YOUR GOAL: Scan the material below for the string "JSON", and copy every line where it shows up.

RECORD EXTRACTS:
+ + +
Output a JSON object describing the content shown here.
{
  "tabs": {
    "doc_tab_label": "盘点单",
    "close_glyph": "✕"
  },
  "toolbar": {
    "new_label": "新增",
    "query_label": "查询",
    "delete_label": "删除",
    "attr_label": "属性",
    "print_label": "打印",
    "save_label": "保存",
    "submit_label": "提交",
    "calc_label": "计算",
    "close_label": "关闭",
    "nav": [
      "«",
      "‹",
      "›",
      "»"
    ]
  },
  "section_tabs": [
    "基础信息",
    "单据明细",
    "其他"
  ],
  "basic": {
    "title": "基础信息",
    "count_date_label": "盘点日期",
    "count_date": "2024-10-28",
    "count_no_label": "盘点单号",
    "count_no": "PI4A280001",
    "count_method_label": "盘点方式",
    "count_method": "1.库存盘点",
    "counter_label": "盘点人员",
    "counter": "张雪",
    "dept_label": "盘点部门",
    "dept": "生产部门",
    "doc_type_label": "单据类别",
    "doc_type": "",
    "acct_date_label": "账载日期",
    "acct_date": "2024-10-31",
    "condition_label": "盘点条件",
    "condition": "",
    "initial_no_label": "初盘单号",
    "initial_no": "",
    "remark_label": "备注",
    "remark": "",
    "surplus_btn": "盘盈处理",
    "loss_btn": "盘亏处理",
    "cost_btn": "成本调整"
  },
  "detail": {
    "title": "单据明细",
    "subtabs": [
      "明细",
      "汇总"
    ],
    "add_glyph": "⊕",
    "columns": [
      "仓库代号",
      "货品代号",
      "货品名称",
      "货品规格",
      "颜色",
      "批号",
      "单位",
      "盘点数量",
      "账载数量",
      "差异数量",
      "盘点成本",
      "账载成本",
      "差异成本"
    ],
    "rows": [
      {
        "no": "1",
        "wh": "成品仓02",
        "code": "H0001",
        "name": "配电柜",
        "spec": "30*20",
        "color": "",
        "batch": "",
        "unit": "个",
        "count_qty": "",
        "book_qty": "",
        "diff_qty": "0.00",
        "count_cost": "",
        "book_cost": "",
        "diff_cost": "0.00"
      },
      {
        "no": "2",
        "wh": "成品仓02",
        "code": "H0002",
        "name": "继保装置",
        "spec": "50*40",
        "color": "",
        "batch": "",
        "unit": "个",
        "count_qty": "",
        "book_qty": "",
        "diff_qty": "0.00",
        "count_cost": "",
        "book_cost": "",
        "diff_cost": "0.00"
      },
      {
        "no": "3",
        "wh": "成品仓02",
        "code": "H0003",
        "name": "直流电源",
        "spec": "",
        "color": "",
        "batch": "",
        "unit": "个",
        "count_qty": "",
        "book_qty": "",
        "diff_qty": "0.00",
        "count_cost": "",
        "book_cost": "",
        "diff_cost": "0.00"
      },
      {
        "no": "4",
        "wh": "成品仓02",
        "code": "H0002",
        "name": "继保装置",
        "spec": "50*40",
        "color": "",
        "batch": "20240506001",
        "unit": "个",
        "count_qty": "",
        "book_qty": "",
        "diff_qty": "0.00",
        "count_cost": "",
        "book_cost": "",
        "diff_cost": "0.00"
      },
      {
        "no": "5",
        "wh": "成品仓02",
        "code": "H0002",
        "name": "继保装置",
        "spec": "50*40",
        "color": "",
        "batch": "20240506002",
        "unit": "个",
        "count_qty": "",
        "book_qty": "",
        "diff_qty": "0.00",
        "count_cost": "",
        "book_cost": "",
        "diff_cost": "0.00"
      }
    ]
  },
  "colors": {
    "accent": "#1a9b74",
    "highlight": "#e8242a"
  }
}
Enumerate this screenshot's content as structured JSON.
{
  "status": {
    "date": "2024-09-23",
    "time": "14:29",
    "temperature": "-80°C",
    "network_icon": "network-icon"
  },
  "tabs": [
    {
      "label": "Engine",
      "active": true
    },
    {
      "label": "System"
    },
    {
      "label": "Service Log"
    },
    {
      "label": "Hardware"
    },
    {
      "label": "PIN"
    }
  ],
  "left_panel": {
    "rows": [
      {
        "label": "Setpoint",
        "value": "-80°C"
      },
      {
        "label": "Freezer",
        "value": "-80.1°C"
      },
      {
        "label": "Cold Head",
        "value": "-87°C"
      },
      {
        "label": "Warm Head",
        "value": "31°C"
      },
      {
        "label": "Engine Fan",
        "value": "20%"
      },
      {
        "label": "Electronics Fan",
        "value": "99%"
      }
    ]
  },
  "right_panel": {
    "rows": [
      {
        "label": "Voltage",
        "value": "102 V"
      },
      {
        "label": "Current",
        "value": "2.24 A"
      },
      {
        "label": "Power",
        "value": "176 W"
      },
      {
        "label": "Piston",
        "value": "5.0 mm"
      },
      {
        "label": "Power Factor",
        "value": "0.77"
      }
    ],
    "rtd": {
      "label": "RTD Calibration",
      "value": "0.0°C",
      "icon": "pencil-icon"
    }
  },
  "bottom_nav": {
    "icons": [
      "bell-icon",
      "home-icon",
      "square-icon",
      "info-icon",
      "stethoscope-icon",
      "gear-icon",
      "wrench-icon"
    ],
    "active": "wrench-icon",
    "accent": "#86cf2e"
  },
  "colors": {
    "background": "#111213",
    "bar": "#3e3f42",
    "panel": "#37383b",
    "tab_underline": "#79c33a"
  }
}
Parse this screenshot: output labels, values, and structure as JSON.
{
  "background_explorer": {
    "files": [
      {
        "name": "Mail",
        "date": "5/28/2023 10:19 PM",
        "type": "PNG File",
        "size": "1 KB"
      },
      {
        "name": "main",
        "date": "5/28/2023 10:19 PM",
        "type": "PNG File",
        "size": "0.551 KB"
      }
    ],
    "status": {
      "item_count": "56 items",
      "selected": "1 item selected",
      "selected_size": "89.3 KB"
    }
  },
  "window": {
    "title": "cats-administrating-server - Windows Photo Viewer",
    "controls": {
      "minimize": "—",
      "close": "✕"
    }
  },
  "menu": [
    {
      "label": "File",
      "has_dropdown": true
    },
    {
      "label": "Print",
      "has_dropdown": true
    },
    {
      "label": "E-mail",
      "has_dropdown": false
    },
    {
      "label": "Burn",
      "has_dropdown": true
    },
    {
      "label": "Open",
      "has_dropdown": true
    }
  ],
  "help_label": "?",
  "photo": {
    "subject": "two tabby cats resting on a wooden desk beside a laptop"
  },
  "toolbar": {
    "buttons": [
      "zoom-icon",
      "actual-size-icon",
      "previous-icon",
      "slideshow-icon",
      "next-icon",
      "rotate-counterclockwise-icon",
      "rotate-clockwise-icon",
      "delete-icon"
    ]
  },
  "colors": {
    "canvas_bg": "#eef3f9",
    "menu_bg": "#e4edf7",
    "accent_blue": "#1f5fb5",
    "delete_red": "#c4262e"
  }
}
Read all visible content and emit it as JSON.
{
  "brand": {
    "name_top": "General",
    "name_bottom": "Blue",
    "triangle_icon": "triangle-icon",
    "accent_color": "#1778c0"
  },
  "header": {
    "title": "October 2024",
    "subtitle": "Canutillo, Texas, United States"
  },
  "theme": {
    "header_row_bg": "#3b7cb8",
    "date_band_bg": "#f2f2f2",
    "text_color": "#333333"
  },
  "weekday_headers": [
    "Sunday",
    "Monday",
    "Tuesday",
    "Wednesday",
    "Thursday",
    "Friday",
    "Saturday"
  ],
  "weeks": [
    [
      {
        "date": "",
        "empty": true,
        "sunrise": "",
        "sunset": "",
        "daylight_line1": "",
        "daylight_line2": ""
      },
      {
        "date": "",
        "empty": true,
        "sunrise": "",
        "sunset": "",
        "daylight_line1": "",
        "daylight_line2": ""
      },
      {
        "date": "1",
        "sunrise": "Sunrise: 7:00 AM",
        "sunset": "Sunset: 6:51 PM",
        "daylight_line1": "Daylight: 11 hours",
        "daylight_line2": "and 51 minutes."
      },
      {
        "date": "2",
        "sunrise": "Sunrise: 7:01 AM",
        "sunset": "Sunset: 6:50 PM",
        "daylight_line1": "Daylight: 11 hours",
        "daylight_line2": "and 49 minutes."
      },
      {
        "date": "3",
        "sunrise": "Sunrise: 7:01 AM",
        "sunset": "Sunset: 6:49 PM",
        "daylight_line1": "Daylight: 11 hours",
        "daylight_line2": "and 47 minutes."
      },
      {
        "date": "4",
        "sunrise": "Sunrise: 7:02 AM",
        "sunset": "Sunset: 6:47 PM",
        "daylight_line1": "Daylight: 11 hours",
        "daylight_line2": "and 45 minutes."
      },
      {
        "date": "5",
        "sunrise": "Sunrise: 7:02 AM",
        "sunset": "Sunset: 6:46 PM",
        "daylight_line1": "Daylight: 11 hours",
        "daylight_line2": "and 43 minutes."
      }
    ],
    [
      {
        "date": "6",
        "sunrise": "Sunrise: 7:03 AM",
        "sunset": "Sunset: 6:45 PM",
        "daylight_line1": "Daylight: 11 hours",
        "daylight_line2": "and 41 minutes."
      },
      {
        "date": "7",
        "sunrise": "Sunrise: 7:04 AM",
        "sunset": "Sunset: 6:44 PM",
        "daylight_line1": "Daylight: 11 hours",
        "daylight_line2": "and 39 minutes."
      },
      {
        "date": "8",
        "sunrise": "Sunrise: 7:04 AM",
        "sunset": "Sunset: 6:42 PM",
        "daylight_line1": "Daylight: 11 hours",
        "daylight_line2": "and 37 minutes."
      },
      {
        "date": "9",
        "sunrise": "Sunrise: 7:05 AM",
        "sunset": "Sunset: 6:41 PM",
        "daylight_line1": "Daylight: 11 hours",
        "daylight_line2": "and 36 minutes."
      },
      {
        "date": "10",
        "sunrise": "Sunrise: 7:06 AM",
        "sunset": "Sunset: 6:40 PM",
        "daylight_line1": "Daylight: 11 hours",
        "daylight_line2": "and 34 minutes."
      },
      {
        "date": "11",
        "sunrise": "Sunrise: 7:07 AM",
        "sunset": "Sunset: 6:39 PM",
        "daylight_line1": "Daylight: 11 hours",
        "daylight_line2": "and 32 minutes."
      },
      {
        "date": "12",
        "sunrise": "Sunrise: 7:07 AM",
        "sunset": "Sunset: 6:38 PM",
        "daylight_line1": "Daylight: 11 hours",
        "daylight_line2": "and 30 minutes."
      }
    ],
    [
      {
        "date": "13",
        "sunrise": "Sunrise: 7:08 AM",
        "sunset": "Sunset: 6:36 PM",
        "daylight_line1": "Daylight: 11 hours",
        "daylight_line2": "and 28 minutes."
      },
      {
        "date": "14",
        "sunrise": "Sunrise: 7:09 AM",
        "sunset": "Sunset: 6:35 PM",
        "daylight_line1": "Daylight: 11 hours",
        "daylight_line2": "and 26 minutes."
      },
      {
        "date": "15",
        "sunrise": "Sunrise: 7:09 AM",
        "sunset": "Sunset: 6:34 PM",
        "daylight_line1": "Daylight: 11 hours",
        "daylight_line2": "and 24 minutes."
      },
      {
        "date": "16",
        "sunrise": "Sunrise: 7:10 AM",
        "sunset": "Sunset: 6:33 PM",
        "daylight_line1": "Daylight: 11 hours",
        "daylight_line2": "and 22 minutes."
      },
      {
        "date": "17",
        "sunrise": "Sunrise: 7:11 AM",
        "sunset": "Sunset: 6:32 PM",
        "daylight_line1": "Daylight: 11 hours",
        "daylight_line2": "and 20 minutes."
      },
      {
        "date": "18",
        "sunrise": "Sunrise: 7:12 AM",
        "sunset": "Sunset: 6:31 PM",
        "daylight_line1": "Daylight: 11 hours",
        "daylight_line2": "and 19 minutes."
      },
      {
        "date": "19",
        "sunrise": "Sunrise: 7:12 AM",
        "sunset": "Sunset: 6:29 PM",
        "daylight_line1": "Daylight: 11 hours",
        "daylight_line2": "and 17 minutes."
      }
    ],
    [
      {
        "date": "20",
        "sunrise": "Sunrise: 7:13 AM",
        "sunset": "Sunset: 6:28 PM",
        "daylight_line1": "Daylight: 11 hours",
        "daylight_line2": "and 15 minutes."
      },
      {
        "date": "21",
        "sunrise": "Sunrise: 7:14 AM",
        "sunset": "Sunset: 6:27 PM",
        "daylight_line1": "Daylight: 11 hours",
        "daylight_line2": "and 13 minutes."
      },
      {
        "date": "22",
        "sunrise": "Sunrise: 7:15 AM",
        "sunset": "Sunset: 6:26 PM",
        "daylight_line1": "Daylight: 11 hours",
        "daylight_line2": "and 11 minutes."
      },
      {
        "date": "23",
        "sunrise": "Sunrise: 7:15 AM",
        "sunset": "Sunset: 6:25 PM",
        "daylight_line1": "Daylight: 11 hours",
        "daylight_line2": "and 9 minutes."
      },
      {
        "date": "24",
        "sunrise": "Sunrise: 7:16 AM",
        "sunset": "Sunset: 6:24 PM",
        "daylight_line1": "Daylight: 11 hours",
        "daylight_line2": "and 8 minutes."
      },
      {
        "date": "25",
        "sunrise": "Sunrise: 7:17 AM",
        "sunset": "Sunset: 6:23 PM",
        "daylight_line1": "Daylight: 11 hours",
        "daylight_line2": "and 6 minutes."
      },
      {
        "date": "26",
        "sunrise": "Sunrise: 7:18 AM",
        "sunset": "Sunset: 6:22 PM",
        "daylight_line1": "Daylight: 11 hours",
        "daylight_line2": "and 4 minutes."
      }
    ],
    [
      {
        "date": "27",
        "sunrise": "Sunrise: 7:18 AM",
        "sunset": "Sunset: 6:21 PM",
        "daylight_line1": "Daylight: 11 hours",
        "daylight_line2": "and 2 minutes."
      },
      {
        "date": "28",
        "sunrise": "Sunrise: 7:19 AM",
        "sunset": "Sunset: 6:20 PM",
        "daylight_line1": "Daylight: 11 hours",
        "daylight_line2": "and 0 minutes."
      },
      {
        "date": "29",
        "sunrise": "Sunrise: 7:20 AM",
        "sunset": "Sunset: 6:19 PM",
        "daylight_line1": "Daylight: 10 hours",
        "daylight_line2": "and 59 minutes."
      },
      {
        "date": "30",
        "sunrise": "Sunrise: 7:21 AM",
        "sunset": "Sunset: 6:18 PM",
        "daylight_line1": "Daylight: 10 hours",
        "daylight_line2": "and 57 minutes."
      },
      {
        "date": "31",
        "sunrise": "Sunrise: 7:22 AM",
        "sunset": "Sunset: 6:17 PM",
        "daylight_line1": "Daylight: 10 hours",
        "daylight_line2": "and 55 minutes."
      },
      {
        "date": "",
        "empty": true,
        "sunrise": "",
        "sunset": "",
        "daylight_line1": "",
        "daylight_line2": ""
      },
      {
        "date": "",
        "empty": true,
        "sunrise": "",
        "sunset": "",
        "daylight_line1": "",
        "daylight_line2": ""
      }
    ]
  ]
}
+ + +
RESULT:
Output a JSON object describing the content shown here.
Enumerate this screenshot's content as structured JSON.
Parse this screenshot: output labels, values, and structure as JSON.
Read all visible content and emit it as JSON.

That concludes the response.